when it signed up the bigger fashion brand Fashion Big Bazaar (FBB). As a result, liquidity - industry speak for stores where reward points can be redeemed - is restricted to one brand / merchant per product category.
- While there has been a lot of buzz around reward exchanges over the years, I haven't come across a single exchange that's actually operational. That's probably because of "breakage", the term used in the loyalty industry to refer to reward points that are
not redeemed. As industry insiders know, breakage can be as high as 30%. It's open secret in the industry that breakage is baked into the business model of loyalty programs. So, consumers trying to trade reward points in one loyalty program will always get
a lower value of reward points in another program. When they find this out, many consumers prefer to hold on to their original reward points instead of trading them at a steep discount. This makes reward exchanges unviable in actual practice even though they
sound great in theory.
So, despite years of efforts, the "too many programs, too few points" problem hasn't gone away and the performance of loyalty programs remains lacklustre.
Blockchain can provide a huge shot in the arm to loyalty programs and raise their performance to the next level.
Key Metrics of Blockchain Loyalty Program
Let's see how, by using Rakuten's blockchain loyalty program as an example.
By objectifying all rewards to a single branded token - Rakuten Coin - Rakuten immediately solves the problem of fragmentation of reward points across different loyalty programs.
Coming to redemption, it's a no-brainer that Rakuten Coin should be redeemable for gifts at all Rakuten Group companies.
But that's not enough - a program with such a restriction would merely be applying the blockchain lipstick on traditional coalition loyalty programs.
On the other hand, we can't expect Rakuten to negotiate with all merchants in the world - or even Japan - to accept Rakuten Coin.
Fortunately, it doesn't need to. Blockchain offers more than just the ability to convert reward points to an alt-coin.
As MIT Technology Review explains in
Let’s Destroy Bitcoin: “These tokens are not unlike the points systems and gift cards that companies have used to hem in their customers for decades. What changes when you record these assets on a blockchain is that they become easily and
What Rakuten can do instead is to list Rakuten Coin on leading cryptoexchanges.
This will help Rakuten to crack the Holy Grail of loyalty programs by delivering two major benefits:
Unlimited liquidity. Consumers will be able to freely trade their Rakuten Coins for Bitcoin and other cryptocurrencies that are widely accepted by tens of thousands of merchants (many of whom may not even have heard of Rakuten). The question
of where Rakuten Coins can be redeemed becomes moot.

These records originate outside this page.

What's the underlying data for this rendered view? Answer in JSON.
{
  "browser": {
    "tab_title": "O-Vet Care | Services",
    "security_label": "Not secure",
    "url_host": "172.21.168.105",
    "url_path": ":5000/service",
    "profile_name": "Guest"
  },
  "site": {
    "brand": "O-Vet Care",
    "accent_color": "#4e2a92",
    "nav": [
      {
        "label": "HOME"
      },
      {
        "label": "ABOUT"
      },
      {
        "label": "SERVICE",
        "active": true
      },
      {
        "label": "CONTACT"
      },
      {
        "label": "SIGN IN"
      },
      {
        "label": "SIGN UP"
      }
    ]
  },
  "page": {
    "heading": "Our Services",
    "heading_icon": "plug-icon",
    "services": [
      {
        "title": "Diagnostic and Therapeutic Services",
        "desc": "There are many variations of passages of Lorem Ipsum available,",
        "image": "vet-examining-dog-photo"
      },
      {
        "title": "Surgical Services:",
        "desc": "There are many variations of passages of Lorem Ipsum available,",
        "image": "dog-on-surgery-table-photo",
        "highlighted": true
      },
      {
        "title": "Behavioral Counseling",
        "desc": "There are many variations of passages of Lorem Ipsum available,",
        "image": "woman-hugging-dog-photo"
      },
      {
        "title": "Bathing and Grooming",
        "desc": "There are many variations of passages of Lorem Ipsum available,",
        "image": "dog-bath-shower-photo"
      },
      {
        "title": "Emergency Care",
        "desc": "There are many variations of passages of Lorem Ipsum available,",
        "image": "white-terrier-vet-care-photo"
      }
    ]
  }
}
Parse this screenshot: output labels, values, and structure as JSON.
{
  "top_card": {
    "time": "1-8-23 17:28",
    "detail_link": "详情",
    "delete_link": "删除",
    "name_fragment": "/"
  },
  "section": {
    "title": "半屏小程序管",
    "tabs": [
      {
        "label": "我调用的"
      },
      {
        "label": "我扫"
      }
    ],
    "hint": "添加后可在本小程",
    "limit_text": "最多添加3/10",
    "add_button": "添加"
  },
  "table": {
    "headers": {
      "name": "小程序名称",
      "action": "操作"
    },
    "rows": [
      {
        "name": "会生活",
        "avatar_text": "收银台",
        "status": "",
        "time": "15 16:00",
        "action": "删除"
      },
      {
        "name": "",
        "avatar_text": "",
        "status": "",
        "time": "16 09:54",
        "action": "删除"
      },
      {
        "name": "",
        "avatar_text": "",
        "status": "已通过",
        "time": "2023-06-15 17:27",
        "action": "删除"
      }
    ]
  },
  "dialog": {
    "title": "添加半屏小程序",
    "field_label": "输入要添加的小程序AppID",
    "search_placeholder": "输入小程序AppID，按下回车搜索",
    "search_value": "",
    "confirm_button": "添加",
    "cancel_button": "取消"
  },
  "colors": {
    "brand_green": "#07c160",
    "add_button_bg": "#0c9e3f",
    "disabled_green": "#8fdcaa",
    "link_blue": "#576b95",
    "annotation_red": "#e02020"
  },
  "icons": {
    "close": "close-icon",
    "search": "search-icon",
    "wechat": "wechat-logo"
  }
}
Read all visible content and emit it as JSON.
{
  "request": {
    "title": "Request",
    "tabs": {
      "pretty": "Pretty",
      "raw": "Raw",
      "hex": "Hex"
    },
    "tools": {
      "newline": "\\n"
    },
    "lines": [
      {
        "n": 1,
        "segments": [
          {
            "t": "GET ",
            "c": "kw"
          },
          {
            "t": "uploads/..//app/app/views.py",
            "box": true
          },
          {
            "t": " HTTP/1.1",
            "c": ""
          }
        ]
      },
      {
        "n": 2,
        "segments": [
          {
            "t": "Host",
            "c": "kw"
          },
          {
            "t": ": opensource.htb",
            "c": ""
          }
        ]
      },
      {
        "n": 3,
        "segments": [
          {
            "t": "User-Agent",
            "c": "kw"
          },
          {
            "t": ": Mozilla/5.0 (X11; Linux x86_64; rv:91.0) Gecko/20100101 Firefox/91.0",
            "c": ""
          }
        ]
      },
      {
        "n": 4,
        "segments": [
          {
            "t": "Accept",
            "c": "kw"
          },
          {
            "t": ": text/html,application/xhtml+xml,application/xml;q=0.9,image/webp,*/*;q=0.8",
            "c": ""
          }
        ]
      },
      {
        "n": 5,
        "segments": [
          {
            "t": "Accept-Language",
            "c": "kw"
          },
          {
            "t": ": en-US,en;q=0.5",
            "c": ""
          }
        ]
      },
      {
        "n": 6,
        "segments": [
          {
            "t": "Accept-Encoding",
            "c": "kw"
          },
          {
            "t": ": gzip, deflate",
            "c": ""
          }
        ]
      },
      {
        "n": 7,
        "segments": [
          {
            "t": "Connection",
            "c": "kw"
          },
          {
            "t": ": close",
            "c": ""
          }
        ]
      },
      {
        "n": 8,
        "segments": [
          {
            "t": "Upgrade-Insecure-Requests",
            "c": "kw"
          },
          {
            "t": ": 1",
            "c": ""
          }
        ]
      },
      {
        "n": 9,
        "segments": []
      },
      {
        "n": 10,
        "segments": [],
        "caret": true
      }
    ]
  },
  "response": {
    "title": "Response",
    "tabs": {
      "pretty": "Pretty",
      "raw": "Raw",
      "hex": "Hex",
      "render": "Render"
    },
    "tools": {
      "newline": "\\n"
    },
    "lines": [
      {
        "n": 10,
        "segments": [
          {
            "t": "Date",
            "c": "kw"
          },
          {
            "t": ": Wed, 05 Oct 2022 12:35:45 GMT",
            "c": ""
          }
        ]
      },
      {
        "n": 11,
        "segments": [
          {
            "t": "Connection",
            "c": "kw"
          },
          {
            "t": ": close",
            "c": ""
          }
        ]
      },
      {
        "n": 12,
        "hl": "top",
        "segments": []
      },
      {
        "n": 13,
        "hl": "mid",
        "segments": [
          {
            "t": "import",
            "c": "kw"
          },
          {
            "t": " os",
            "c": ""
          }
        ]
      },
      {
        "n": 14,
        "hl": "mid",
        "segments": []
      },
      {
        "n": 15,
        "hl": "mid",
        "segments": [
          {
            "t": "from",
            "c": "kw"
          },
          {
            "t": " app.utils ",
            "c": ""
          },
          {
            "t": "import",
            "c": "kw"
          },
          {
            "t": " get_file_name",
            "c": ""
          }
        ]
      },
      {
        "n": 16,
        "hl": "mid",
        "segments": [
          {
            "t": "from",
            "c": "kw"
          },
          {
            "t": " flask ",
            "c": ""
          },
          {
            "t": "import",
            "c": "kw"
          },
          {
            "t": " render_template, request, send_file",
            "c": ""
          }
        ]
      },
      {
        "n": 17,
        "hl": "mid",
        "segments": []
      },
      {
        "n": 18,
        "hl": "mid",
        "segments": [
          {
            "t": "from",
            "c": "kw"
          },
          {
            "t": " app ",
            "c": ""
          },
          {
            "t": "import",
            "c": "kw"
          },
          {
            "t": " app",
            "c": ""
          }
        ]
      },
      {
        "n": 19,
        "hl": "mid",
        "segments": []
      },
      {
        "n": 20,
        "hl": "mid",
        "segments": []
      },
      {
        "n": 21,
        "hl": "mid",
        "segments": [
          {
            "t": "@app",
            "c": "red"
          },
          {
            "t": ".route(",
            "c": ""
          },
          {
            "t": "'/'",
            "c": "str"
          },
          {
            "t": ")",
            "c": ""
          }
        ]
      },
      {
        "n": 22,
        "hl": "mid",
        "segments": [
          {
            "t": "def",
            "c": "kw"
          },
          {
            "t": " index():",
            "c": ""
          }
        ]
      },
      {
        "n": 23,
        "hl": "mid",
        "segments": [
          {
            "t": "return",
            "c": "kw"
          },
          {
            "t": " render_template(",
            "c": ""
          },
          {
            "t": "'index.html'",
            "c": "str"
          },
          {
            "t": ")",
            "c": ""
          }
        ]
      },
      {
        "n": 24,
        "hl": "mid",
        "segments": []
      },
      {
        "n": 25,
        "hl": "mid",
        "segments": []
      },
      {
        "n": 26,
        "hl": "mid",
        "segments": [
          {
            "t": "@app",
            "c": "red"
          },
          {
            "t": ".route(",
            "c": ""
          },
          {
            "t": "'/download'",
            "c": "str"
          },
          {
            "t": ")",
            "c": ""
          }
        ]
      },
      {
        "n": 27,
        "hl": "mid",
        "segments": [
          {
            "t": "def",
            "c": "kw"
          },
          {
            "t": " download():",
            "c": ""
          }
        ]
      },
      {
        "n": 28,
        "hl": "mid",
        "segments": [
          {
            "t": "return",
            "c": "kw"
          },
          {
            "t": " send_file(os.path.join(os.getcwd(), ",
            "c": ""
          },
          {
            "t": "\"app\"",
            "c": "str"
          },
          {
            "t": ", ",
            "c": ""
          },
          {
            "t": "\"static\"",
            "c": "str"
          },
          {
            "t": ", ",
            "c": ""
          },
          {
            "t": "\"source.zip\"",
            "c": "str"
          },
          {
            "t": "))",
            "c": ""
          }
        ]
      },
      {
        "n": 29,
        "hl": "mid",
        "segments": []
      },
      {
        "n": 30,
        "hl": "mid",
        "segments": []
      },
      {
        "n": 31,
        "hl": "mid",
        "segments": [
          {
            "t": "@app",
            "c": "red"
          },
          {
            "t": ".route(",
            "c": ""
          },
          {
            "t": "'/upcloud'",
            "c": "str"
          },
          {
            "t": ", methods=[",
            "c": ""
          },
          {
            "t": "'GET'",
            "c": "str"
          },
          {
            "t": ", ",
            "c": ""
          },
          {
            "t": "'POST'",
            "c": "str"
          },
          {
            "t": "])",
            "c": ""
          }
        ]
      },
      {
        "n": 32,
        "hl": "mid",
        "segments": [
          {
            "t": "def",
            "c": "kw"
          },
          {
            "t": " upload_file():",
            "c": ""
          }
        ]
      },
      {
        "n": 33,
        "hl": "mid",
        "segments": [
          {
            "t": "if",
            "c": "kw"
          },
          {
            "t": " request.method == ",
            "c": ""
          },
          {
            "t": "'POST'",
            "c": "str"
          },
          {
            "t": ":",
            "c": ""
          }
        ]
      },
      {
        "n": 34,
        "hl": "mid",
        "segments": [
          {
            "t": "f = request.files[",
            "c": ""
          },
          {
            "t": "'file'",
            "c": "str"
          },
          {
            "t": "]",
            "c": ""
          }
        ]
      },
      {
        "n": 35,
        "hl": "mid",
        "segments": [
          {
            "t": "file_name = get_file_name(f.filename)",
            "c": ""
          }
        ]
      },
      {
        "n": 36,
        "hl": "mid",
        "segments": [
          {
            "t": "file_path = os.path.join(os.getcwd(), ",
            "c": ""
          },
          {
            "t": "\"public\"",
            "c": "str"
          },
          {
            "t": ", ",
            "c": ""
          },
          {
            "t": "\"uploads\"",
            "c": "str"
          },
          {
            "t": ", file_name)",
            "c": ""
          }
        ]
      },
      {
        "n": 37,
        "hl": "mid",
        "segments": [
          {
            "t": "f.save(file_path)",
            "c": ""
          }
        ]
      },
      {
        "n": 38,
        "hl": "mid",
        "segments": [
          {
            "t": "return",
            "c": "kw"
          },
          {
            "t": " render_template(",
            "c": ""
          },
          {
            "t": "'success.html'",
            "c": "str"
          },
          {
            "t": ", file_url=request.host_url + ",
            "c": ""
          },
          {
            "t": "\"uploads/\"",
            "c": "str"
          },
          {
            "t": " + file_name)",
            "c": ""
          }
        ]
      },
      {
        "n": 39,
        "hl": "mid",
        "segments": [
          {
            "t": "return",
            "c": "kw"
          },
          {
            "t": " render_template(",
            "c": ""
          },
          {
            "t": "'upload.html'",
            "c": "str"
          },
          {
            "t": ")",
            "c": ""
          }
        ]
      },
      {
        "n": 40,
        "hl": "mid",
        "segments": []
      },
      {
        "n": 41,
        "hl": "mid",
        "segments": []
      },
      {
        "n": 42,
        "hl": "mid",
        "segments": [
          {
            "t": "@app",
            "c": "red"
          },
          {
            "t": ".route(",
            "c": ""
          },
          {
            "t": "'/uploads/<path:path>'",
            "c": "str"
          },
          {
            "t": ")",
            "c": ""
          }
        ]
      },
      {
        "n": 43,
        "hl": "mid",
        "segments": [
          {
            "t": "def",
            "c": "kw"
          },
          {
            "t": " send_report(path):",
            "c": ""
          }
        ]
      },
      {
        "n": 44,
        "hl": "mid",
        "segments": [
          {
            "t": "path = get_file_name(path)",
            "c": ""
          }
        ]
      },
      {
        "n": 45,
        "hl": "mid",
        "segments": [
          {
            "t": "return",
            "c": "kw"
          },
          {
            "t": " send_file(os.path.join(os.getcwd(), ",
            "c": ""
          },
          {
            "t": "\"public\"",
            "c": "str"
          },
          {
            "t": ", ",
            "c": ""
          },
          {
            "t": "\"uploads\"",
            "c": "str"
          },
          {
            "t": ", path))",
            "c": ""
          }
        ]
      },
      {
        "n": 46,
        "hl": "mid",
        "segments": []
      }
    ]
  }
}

Buoyancy. Cryptoexchange listing will inject buoyancy into Rakuten Coin, even if the added lift is largely speculative in nature at this point. The buoyancy will curb feelings of misgivings when consumers find that their $100 worth of points
in one program trades for only $70 worth of gifts in another program. It's human nature to rationalize the fractionally higher cost today as a premium if there's a chance of earning multibagger returns on the investment tomorrow. Ditto corporate nature, going
by Aswath Damodaran's take on the premium paid by Walmart for Flipkart. Writing in
Economic Times, the Professor of Finance, Stern School of Business, New York University, observes, "where you have hundreds of billions of dollars in play, a multibillion premium paid on an acquisition is penny change." But I digress.
From my back-of-the-envelope calculations, Rakuten Coin is already exhibiting buoyancy: 1 trillion Super Points have been convereted to Rakuten Coin worth $9.1 billion. This translates to a Burn Ratio of $9.1B/1T Points i.e. 0.0091 $ / Point, or almost 1
cent per point. This is 2.5X of Payback’s burn ratio of 0.4 cents per point (being $ equivalent of 0.25 INR / Point).
By harnessing the full capabilities of the blockchain, loyalty programs can delight consumers.
That should be benefit enough for brands to embrace the blockchain for their loyalty programs.